--- Requirement ---
Examine each line of the listing below. Copy those in which the string "серий" appears.

--- Materials provided ---
»»

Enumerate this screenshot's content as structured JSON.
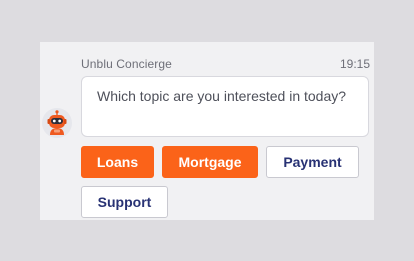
{
  "chat": {
    "sender": "Unblu Concierge",
    "time": "19:15",
    "message": "Which topic are you interested in today?",
    "avatar_icon": "robot-icon"
  },
  "options": {
    "loans": "Loans",
    "mortgage": "Mortgage",
    "payment": "Payment",
    "support": "Support"
  },
  "colors": {
    "primary": "#fb6319",
    "secondary_text": "#283274",
    "panel_bg": "#f1f1f3",
    "page_bg": "#dddce0"
  }
}
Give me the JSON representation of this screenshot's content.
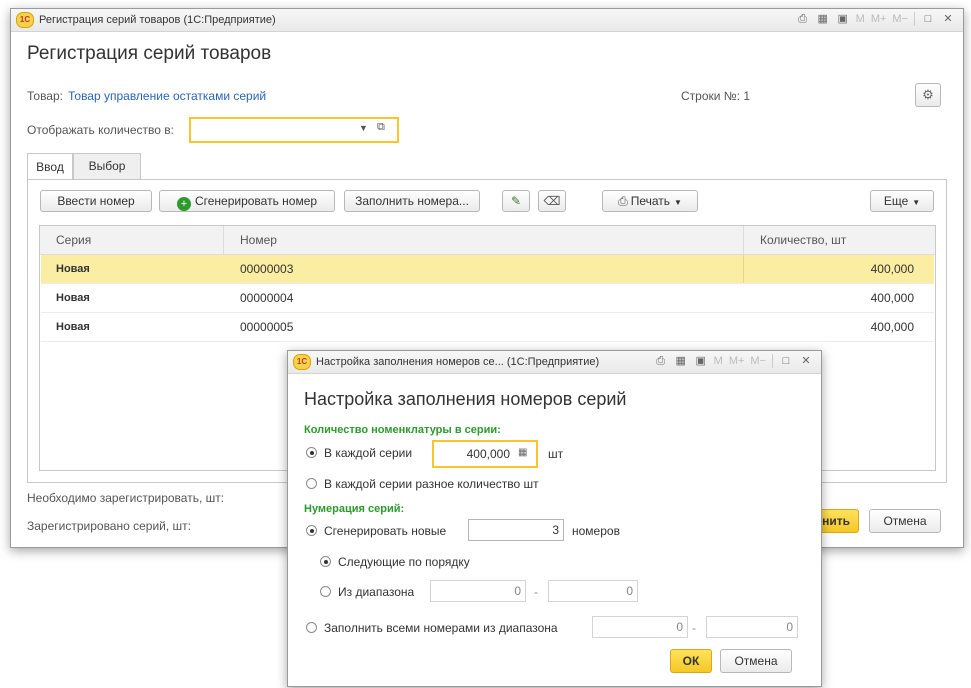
{
  "main": {
    "window_title": "Регистрация серий товаров  (1С:Предприятие)",
    "title": "Регистрация серий товаров",
    "product_label": "Товар:",
    "product_link": "Товар управление остатками серий",
    "rows_label": "Строки №: 1",
    "display_label": "Отображать количество в:",
    "display_value": "",
    "tabs": [
      "Ввод",
      "Выбор"
    ],
    "toolbar": {
      "enter_number": "Ввести номер",
      "generate_number": "Сгенерировать номер",
      "fill_numbers": "Заполнить номера...",
      "print": "Печать",
      "more": "Еще"
    },
    "table": {
      "columns": [
        "Серия",
        "Номер",
        "Количество, шт"
      ],
      "rows": [
        {
          "series": "Новая",
          "number": "00000003",
          "qty": "400,000"
        },
        {
          "series": "Новая",
          "number": "00000004",
          "qty": "400,000"
        },
        {
          "series": "Новая",
          "number": "00000005",
          "qty": "400,000"
        }
      ]
    },
    "need_register_label": "Необходимо зарегистрировать, шт:",
    "registered_label": "Зарегистрировано серий, шт:",
    "register_button": "нить",
    "cancel_button": "Отмена"
  },
  "dialog": {
    "window_title": "Настройка заполнения номеров се...  (1С:Предприятие)",
    "title": "Настройка заполнения номеров серий",
    "qty_section": "Количество номенклатуры в серии:",
    "each_series_label": "В каждой серии",
    "each_series_value": "400,000",
    "unit": "шт",
    "different_qty_label": "В каждой серии разное количество шт",
    "numbering_section": "Нумерация серий:",
    "generate_new_label": "Сгенерировать новые",
    "generate_new_value": "3",
    "numbers_label": "номеров",
    "sequential_label": "Следующие по порядку",
    "from_range_label": "Из диапазона",
    "range_from": "0",
    "range_to": "0",
    "dash": "-",
    "fill_all_label": "Заполнить всеми номерами из диапазона",
    "fill_from": "0",
    "fill_to": "0",
    "ok_button": "ОК",
    "cancel_button": "Отмена"
  },
  "titlebar_icons": {
    "m": "M",
    "mplus": "M+",
    "mminus": "M−",
    "restore": "□",
    "close": "✕"
  },
  "colors": {
    "accent_yellow": "#f8c52d",
    "selected_row": "#fbeea2",
    "section_green": "#2e9a2e",
    "link_blue": "#2a66b8"
  }
}
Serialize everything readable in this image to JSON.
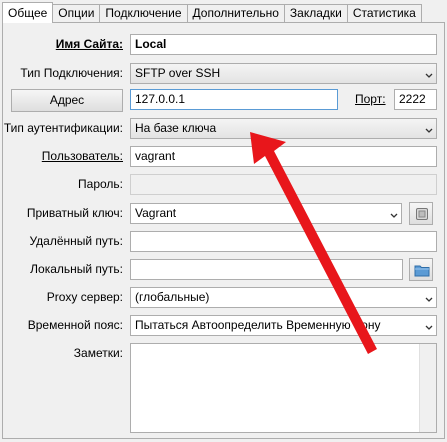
{
  "tabs": [
    "Общее",
    "Опции",
    "Подключение",
    "Дополнительно",
    "Закладки",
    "Статистика"
  ],
  "form": {
    "site_name_label": "Имя Сайта:",
    "site_name_value": "Local",
    "conn_type_label": "Тип Подключения:",
    "conn_type_value": "SFTP over SSH",
    "address_button": "Адрес",
    "address_value": "127.0.0.1",
    "port_label": "Порт:",
    "port_value": "2222",
    "auth_type_label": "Тип аутентификации:",
    "auth_type_value": "На базе ключа",
    "user_label": "Пользователь:",
    "user_value": "vagrant",
    "password_label": "Пароль:",
    "private_key_label": "Приватный ключ:",
    "private_key_value": "Vagrant",
    "remote_path_label": "Удалённый путь:",
    "remote_path_value": "",
    "local_path_label": "Локальный путь:",
    "local_path_value": "",
    "proxy_label": "Proxy сервер:",
    "proxy_value": "(глобальные)",
    "timezone_label": "Временной пояс:",
    "timezone_value": "Пытаться Автоопределить Временную Зону",
    "notes_label": "Заметки:"
  },
  "annotation": {
    "arrow_color": "#e8161b"
  },
  "icons": {
    "private_key_browse": "key-file-icon",
    "local_path_browse": "folder-icon"
  }
}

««

--- Solution to this problem ---
    "window_title": "Регистрация серий товаров  (1С:Предприятие)",
    "title": "Регистрация серий товаров",
    "product_link": "Товар управление остатками серий",
    "registered_label": "Зарегистрировано серий, шт:",
    "title": "Настройка заполнения номеров серий",
    "numbering_section": "Нумерация серий:",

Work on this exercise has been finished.